▸ TASK OBJECTIVE: Provide only the number of lines in the data below that contain the word "header".

▸ ENTRIES PROVIDED:
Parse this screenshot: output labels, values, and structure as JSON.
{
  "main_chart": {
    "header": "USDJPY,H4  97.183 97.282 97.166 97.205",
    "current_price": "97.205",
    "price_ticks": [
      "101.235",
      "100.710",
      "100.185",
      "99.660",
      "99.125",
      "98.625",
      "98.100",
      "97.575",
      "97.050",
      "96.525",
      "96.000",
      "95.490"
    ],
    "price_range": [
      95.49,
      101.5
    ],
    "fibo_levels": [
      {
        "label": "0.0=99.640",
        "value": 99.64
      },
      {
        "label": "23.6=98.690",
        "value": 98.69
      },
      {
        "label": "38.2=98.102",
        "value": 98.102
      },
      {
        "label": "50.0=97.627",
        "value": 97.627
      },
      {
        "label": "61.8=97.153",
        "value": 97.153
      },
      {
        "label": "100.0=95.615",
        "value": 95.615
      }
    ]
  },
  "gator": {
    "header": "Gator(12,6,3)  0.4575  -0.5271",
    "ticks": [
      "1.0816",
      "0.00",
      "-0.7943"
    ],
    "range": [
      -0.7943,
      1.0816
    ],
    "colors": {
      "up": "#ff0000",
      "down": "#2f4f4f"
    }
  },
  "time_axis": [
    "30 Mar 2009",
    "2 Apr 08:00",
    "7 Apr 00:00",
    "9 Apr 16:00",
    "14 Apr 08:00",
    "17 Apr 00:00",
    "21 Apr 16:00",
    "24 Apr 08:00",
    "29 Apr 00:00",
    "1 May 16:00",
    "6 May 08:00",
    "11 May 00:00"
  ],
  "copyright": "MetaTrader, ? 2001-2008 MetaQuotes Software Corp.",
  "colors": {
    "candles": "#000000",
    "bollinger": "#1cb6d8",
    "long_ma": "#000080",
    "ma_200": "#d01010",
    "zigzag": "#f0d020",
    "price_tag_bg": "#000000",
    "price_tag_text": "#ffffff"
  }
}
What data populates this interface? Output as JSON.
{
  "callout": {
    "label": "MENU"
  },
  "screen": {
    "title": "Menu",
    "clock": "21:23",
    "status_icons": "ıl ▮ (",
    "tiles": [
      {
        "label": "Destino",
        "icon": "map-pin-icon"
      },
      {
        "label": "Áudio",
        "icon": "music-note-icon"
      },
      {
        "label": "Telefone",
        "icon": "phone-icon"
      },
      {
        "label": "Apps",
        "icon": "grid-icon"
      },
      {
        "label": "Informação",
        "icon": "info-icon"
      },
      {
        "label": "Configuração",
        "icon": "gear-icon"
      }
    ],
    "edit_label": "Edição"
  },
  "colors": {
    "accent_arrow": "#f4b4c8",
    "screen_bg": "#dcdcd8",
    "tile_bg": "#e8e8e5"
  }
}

▸ WRITTEN ANSWER: 2